But there is one catch [it’s the conspiracy moment]. Unlike fake mailings that are taking place in the Joint Forces Operation zone “SMS calls” were not impersonal. Judging by the screenshots posted on the Facebook page of the Ministry of Defense at least the message contained the name reference. In addition, it’s obvious that it was male users targeting. In other words, there is a feeling that this mailing was done not from the “backup” of the base station of the mobile operator, which sends messages to all subscribers within the scope of this station. This is a more nuanced approach to mailing, approach with the use of personal data. However, it is too soon to talk about where they took those data (but I have a lot of trouble believing that this was a bad joke of a man who had a huge circle of friends in the Ukrainian regions bordering Russia).

Without a doubt is that jokes about GDPR and personal data protection are not what they used to be.

There are too many ways for our personal data to get to the spam mailing lists, subscriptions to useless services or to fall directly to the hands of certain intelligence agencies.

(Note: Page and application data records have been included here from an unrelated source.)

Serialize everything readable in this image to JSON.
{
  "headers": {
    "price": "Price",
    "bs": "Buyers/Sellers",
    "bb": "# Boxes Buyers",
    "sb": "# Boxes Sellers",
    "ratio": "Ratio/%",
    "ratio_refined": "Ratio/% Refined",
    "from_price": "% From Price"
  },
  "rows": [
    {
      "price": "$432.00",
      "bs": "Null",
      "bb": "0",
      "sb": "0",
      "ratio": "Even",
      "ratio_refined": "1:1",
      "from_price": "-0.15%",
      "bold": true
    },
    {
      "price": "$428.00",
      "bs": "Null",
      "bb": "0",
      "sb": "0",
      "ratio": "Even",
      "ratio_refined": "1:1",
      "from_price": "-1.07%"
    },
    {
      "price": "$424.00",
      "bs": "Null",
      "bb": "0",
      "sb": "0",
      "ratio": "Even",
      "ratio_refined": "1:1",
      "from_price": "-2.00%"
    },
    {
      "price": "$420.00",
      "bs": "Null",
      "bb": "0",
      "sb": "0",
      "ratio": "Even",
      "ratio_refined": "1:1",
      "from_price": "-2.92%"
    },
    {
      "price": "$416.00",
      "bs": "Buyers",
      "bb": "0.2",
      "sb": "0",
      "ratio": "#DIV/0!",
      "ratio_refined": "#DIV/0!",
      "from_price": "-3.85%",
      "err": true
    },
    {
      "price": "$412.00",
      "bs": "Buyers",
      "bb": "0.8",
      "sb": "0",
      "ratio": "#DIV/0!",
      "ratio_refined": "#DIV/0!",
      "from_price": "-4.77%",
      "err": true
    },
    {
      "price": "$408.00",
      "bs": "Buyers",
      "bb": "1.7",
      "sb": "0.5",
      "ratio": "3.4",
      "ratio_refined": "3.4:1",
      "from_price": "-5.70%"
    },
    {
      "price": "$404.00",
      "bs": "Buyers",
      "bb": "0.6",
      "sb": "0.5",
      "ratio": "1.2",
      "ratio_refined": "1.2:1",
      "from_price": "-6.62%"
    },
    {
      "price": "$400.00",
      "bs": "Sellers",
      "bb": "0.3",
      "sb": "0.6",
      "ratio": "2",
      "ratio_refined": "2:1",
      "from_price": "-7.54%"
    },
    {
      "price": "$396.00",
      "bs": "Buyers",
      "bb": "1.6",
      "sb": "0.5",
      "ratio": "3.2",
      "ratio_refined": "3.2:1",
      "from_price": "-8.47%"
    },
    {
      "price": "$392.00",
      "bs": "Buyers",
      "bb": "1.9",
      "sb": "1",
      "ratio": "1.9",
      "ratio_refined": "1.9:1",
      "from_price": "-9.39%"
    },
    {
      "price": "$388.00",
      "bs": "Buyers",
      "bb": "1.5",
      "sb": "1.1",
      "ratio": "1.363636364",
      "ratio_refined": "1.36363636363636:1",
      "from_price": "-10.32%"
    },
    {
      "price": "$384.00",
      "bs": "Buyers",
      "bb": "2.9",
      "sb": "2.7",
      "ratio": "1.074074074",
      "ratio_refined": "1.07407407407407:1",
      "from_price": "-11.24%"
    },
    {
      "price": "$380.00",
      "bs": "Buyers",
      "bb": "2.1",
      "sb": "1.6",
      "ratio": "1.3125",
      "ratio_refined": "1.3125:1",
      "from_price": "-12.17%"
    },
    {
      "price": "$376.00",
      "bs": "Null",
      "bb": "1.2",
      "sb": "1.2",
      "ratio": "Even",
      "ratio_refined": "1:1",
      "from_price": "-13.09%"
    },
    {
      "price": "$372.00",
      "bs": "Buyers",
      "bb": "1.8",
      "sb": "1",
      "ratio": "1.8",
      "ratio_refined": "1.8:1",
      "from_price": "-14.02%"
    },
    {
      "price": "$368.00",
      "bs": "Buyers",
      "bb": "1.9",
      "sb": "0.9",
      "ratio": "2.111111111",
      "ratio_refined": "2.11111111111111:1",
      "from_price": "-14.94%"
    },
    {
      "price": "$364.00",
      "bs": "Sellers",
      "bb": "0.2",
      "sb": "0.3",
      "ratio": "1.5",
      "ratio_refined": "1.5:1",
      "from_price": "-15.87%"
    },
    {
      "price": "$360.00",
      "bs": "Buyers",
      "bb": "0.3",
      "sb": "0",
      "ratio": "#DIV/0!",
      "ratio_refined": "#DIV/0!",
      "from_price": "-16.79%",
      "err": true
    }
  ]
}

For example, keep in mind that in the Darknet it was possible to purchase, as they said, a customer base of Nova Poshta and Privatbank. Moreover, fans of Russian social networks and mailboxes share personal data with their owners and a little bit with the FSS (but that’s not for sure), not to mention the free VPN services, which (ah, what a surprise) can be an additional tool for stealing your data. Although Facebook is not holy, they recently had to disable accounts of the SocialDataHub suspected of illegally collecting user data.

As a result, this text has led me to several trivial conclusions:

  • as for everything related to martial law – keep calm, check the facts, and get your notices personally.
  • choose carefully how much personal data you provide, and to whom. Digital hygiene, as well as handwashing with soap, has not hurt anyone ever.